TASK TO COMPLETE: In the entries that follow, find the word "cache" and report each line it is on.

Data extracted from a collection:
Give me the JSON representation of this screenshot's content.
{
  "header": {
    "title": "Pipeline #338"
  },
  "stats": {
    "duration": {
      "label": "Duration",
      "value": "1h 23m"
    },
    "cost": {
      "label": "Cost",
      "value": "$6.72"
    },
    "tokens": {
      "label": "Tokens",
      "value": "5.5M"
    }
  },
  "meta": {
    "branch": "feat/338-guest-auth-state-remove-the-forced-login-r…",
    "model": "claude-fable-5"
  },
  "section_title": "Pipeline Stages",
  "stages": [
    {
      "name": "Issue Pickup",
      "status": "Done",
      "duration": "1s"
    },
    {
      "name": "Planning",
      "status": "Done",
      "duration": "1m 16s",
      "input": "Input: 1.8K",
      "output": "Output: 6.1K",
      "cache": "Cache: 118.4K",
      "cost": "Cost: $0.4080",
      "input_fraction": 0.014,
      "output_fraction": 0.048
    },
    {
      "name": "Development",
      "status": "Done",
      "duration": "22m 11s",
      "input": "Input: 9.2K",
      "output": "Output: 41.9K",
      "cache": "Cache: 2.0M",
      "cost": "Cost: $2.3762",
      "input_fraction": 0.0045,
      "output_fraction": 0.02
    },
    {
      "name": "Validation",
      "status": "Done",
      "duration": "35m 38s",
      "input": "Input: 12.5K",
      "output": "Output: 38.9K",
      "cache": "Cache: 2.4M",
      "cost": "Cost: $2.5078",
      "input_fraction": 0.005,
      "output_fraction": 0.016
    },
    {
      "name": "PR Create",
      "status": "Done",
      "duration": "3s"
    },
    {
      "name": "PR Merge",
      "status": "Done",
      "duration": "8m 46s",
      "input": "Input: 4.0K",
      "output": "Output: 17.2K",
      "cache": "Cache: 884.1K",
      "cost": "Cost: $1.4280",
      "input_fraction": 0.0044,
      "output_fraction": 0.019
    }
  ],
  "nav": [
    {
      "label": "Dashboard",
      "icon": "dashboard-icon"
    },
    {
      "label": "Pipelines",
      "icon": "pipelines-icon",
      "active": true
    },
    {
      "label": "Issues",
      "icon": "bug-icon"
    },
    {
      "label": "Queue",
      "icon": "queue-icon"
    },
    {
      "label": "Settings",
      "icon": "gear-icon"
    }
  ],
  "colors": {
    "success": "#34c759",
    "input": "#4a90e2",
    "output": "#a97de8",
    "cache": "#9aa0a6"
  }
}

RESULT:
      "cache": "Cache: 118.4K",
      "cache": "Cache: 2.0M",
      "cache": "Cache: 2.4M",
      "cache": "Cache: 884.1K",
    "cache": "#9aa0a6"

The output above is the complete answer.